Hosch said he realizes teens deal with peer pressure, and some are even wooed into a glamorized gang lifestyle.
“I want to let them know they can be anything,” he said. “I want kids to dream — that’s the starting point of their success.”
His ultimate goal is to open a gym and a countywide wrestling club with a focus on preparing youth physically for athletics and personally for life.
“My main objective is to set these kids in the right direction,” he said.
Hosch lives as clean a lifestyle as possible — eating well, regularly working out, getting in tune spiritually.
“You spiritually get in tune with yourself, then you look better, feel better, perform better,” Hosch said.
Hosch uses guest passes from the Forum on U.S. 29 where he is a member to work with a small group of teens — Norman Kelly, Keith Tillman and Jaleel Hitchens, all 15, and Darnell Taylor, 16 — who are all athletes at Erwin Middle School and North Rowan High.
Kelly, who is Hosch’s cousin, and Tillman just recently began wrestling, and although they work out at school under their coach, Hosch gives them a little something extra. Hitchens is also Hosch’s nephew.
Hosch said most high schools and some college coaches focus on weight lifting, but he likes to incorporate calisthenics and resistance training, which he said makes athletes more “explosive” and “flexible.”
He hopes to “make them better all around.”
Hosch isn’t trying to undermine the teens’ coaches, but he wants to give them what he didn’t have — a positive male role model and a different type of athletic training.
“I want them to get scholarships to school. I’ve done everything they want to do. I had scholarships; it’s their turn,” he said.
Hosch said he didn’t feel as though college was for him, but he has plans to help these teens continue to higher education.
Kelly said he’s also learned some wrestling maneuvers from Hosch that he hasn’t learned yet in school. Hosch helped improve his stance, Kelly said.
Working out hard
When the teens recently hit the gym with Hosch, there was little down time as he pushed them to their breaking point. When one person finished burpees or up/downs, another was using resistance bands to perform shots or wrestling take-downs.
“I’m doing it to make them better. I want them to improve,” Hosch said.
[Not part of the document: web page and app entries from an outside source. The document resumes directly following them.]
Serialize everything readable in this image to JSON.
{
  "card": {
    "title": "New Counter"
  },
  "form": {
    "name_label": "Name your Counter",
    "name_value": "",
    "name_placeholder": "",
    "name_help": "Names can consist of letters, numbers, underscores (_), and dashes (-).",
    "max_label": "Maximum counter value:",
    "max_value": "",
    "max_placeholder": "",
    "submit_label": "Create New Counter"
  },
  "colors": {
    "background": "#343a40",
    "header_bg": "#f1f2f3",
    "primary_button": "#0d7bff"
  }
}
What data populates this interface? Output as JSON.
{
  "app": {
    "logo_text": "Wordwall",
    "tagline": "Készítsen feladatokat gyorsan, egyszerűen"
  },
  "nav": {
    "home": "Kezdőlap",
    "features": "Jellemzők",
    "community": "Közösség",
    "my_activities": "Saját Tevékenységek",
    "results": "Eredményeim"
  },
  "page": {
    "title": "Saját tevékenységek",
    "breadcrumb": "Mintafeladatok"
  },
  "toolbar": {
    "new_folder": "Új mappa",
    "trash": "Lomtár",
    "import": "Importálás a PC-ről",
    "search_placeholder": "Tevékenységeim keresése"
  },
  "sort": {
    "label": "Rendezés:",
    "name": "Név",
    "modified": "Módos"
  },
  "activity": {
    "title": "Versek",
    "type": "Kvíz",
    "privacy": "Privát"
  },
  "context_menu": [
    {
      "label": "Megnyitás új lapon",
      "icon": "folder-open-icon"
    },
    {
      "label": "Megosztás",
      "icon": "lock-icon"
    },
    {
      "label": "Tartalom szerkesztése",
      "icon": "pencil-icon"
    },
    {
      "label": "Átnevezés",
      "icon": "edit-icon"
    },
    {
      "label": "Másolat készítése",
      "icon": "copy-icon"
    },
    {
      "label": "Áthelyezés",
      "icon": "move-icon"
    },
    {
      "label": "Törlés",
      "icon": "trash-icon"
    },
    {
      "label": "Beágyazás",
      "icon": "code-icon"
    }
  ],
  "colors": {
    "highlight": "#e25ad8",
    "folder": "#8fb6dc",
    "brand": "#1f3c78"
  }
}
He said it makes him feel good to see them accomplish their goals.
Hosch believes this is what he’s supposed to do in life, “improve the lives of others.”
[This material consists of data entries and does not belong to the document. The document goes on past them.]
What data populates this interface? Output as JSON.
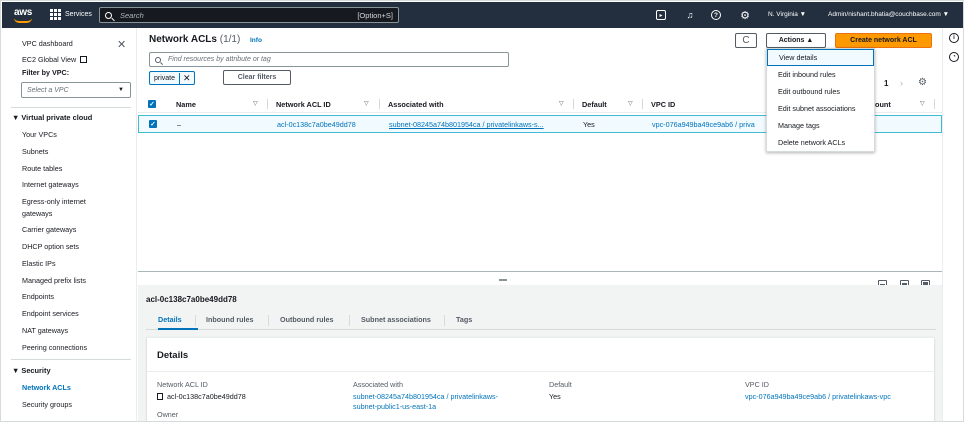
{
  "topnav": {
    "logo": "aws",
    "services": "Services",
    "search_placeholder": "Search",
    "search_shortcut": "[Option+S]",
    "icons": [
      "terminal-icon",
      "bell-icon",
      "help-icon",
      "gear-icon"
    ],
    "region": "N. Virginia ▼",
    "account": "Admin/nishant.bhatia@couchbase.com ▼"
  },
  "sidebar": {
    "title": "VPC dashboard",
    "ec2": "EC2 Global View",
    "filter_label": "Filter by VPC:",
    "filter_placeholder": "Select a VPC",
    "section_vpc": "Virtual private cloud",
    "items_vpc": [
      "Your VPCs",
      "Subnets",
      "Route tables",
      "Internet gateways",
      "Egress-only internet",
      "gateways",
      "Carrier gateways",
      "DHCP option sets",
      "Elastic IPs",
      "Managed prefix lists",
      "Endpoints",
      "Endpoint services",
      "NAT gateways",
      "Peering connections"
    ],
    "section_security": "Security",
    "items_security": [
      "Network ACLs",
      "Security groups"
    ]
  },
  "header": {
    "title": "Network ACLs",
    "count": "(1/1)",
    "info": "Info",
    "refresh": "C",
    "actions": "Actions ▲",
    "create": "Create network ACL",
    "filter_placeholder": "Find resources by attribute or tag",
    "token": "private",
    "clear": "Clear filters",
    "page": "1"
  },
  "table": {
    "columns": [
      "Name",
      "Network ACL ID",
      "Associated with",
      "Default",
      "VPC ID",
      "ount"
    ],
    "row": {
      "name": "–",
      "acl_id": "acl-0c138c7a0be49dd78",
      "associated": "subnet-08245a74b801954ca / privatelinkaws-s...",
      "default": "Yes",
      "vpc": "vpc-076a949ba49ce9ab6 / priva"
    }
  },
  "menu": [
    "View details",
    "Edit inbound rules",
    "Edit outbound rules",
    "Edit subnet associations",
    "Manage tags",
    "Delete network ACLs"
  ],
  "detail": {
    "title": "acl-0c138c7a0be49dd78",
    "tabs": [
      "Details",
      "Inbound rules",
      "Outbound rules",
      "Subnet associations",
      "Tags"
    ],
    "card_title": "Details",
    "fields": {
      "acl_label": "Network ACL ID",
      "acl_value": "acl-0c138c7a0be49dd78",
      "assoc_label": "Associated with",
      "assoc_value1": "subnet-08245a74b801954ca / privatelinkaws-",
      "assoc_value2": "subnet-public1-us-east-1a",
      "default_label": "Default",
      "default_value": "Yes",
      "vpc_label": "VPC ID",
      "vpc_value": "vpc-076a949ba49ce9ab6 / privatelinkaws-vpc",
      "owner_label": "Owner"
    }
  }
}
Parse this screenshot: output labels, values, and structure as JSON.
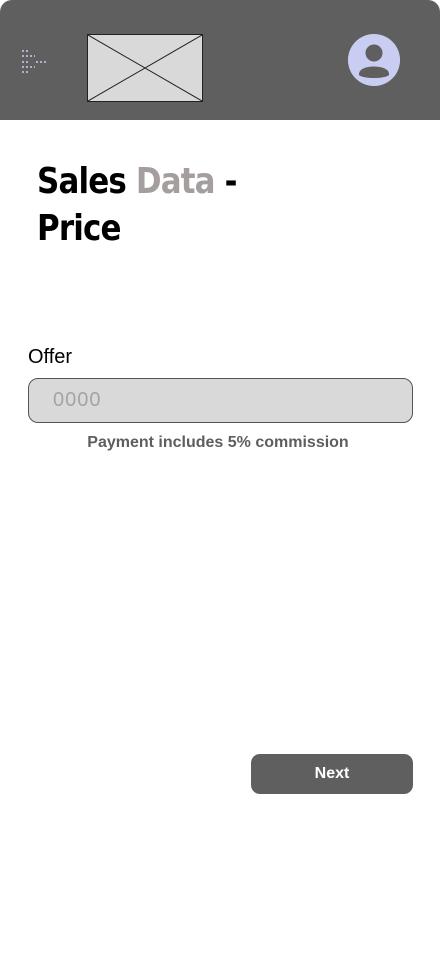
{
  "header": {
    "menu_icon": "menu-icon",
    "logo_icon": "image-placeholder-icon",
    "avatar_icon": "user-avatar-icon",
    "background": "#5f5f5f",
    "avatar_color": "#c9cdf1"
  },
  "title": {
    "word1": "Sales",
    "word2": "Data",
    "dash": "-",
    "line2": "Price",
    "accent_color": "#a59e9e"
  },
  "form": {
    "offer_label": "Offer",
    "offer_placeholder": "0000",
    "offer_value": "",
    "note": "Payment includes 5% commission"
  },
  "footer": {
    "next_label": "Next"
  }
}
Taylor said he’s improved in wrestling. “I think I got quicker ... more endurance. This training helps me last longer on the mat,” he said.
It’s Taylor’s first year in wrestling, and he began football in November.
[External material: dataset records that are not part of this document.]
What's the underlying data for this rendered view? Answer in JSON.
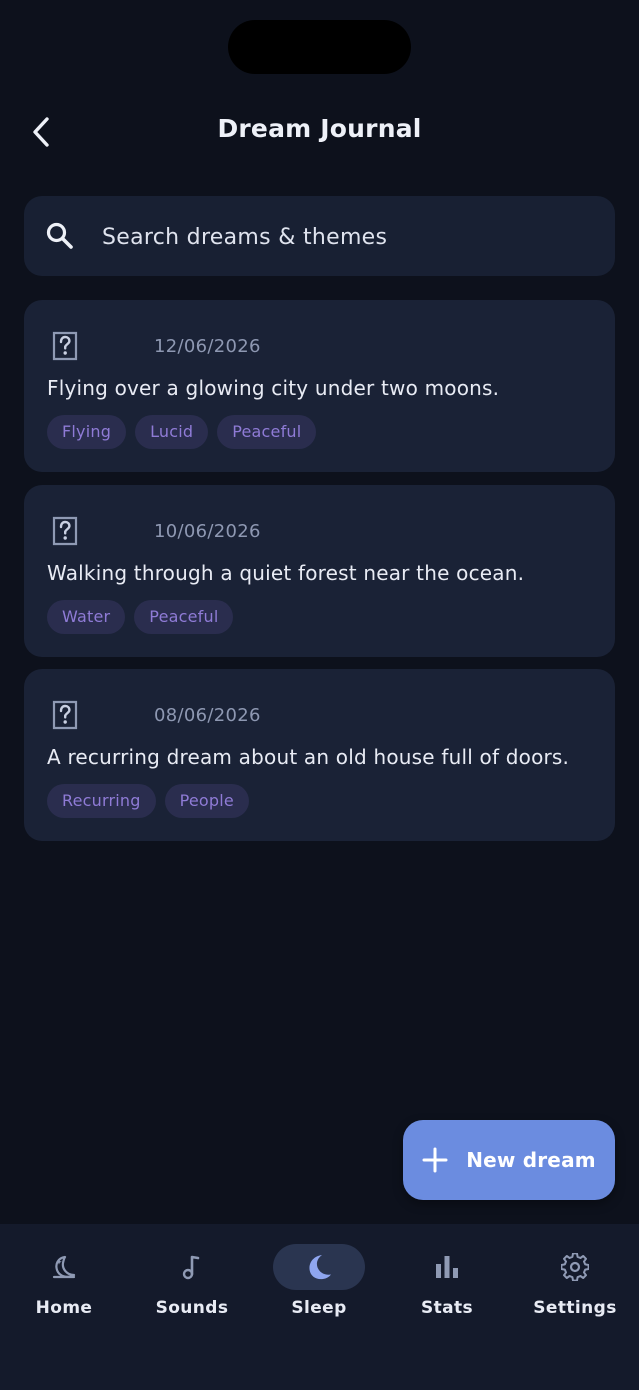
{
  "header": {
    "title": "Dream Journal",
    "back_icon": "chevron-left-icon"
  },
  "search": {
    "placeholder": "Search dreams & themes",
    "value": "",
    "icon": "search-icon"
  },
  "dreams": [
    {
      "icon": "question-icon",
      "date": "12/06/2026",
      "text": "Flying over a glowing city under two moons.",
      "tags": [
        "Flying",
        "Lucid",
        "Peaceful"
      ]
    },
    {
      "icon": "question-icon",
      "date": "10/06/2026",
      "text": "Walking through a quiet forest near the ocean.",
      "tags": [
        "Water",
        "Peaceful"
      ]
    },
    {
      "icon": "question-icon",
      "date": "08/06/2026",
      "text": "A recurring dream about an old house full of doors.",
      "tags": [
        "Recurring",
        "People"
      ]
    }
  ],
  "fab": {
    "label": "New dream",
    "icon": "plus-icon"
  },
  "nav": {
    "active": "Sleep",
    "items": [
      {
        "label": "Home",
        "icon": "moon-sparkle-icon"
      },
      {
        "label": "Sounds",
        "icon": "music-note-icon"
      },
      {
        "label": "Sleep",
        "icon": "crescent-moon-icon"
      },
      {
        "label": "Stats",
        "icon": "bar-chart-icon"
      },
      {
        "label": "Settings",
        "icon": "gear-icon"
      }
    ]
  },
  "colors": {
    "background": "#0d111c",
    "card": "#1a2236",
    "accent": "#6b8ce0",
    "tag_bg": "#2a2d4e",
    "tag_text": "#8f7bd6",
    "nav_bg": "#141a2b"
  }
}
Not only has working with the teens changed the way they see their sport and given them a good influence, it’s changed Hosch, who has wrestled since middle school.
“It’s what I want to do. It allows me to be more positive. I’m able to be a more positive influence. It helps me stay focused on what I’m doing,” Hosch said.
Hosch said helping the teens helps him improve his life.
He attends their wrestling matches, cheering them on from the stands.
“It makes me feel good to see him in the stands,” Kelly said.
Kelly, Tillman, Hitchens and Taylor returned the gesture when they made a trip to Richmond, Va., to see Hosch in a fight.
“I want to mentor these kids because a lot of their parents work, and some have kids who are rebellious,” Hosch said.
Hosch feels as though he can relate to the teens as an athlete.
“I want to change the perception. I made it, and I want to help here. I want to put my energy back into this community,” he said.
Hosch wants to take advantage of the success he’s found and use his knowledge to help others.
“I’m not perfect, but I know some stuff,” he said with a smile.
Hosch is appreciative of the Forum for letting him use the space, but in order to be consistent with the teens and involve more athletes, he says he’ll need his own facility. He’s making strides to open his own gym, but the process has been a slow one. He hopes others in the community will support and back him on giving these teens a positive outlet.
For more information about Willie Hosch, email email@example.com or contact him via Facebook by searching Willie Warhead Hosch, or Twitter via @WillieWarhead.